When the gypsum in wallboard breaks down, it releases noxious sulfur dioxide gases that smell like rotten eggs. It does not take a large amount of SO2 to cause odors, Mr. Goins said.
Ms. Segal asked whether there were health impacts from continual exposure to the gases. Sulfur dioxide has been well studied, Mr. Goins said, and while it is an irritant, it is not a health hazard unless someone is exposed to very large quantities that have been confined in a very small space.
Mr. Goins said his department works hard to eliminate gypsum from the materials it receives.
The possibility of fines, which Mr. Goins said might be more than $6,000 for the latest violation and some lesser amount for a previous ones, prompted a question as to who would pay those fines.

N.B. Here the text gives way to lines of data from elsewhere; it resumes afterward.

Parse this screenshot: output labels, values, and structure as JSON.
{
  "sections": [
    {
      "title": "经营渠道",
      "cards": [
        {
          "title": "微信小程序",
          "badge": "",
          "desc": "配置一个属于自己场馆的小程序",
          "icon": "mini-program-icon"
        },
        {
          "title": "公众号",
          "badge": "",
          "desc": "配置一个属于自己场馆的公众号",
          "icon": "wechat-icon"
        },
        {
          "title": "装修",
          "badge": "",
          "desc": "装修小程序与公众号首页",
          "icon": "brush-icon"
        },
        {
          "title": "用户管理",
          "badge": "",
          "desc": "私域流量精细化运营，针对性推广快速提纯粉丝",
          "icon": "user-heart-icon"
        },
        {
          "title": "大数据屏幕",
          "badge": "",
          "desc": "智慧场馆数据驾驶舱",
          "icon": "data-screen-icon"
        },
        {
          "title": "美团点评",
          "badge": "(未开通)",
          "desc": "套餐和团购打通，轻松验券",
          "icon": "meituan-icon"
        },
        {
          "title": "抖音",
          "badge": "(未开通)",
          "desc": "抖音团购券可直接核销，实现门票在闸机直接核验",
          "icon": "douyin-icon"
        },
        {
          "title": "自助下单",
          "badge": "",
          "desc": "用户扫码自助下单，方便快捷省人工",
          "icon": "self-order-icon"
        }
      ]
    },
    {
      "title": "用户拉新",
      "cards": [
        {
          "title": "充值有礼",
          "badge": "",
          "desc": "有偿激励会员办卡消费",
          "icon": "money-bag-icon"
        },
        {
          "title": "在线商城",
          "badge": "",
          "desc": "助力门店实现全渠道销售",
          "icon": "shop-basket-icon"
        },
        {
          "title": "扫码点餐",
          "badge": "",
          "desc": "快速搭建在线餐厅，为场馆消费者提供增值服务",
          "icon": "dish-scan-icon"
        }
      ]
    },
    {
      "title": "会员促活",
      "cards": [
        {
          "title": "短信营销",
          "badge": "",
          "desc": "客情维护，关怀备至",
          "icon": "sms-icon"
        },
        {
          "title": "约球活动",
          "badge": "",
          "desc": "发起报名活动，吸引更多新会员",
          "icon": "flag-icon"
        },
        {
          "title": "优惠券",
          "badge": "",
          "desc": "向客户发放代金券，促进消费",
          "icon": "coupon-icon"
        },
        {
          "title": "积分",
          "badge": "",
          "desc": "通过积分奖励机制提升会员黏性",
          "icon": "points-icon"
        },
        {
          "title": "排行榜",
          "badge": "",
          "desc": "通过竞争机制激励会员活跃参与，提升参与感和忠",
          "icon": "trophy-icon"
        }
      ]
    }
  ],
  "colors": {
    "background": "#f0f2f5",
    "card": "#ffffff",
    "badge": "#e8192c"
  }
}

Mr. Goins said they would come from departmental retained earnings, so the cost would not fall directly on taxpayers.
Mr. Ford pointed out there would be some indirect effects, such as less money for the landfill’s closure and post-closure funds.
Asked about the possibility that the DEP might close the landfill, Mr. Goins said such a thing was possible if the landfill could not get the odor problem under control. He also said that there had been “absolutely no” discussion of that possibility.
In answer to selectmen’s questions, he said that there were sufficient funds in a closure and post-closure funds to shut down the operation were it necessary. Setting money aside to put a final cover over the landfill and monitor it for 30 years post-closure is mandated by law.
Town Administrator Thomas M. Guerino added that, while closing the landfill now would be devastating to the town budget, which expects a host fee of $350,000 in Fiscal Year 2010, the town is working to reduce its reliance on landfill funds by about 3.5 percent each year.
Mr. Goins reasserted that he has no doubt that the landfill would solve the odor problem. He said he it would be “a lot better” by Tuesday 12/16; and “substantially corrected” by December 23, based on the current timing of construction activities.
He said he could not guarantee a date by which the odor would be completely contained.
Health Agent Cynthia A. Coffin said the board of health felt confident that the landfill was doing everything it could to remediate the odor situation, but wanted detailed information as to the shifts in, and timing of, those actions. The joint discussion with the DEP and others is open to the public.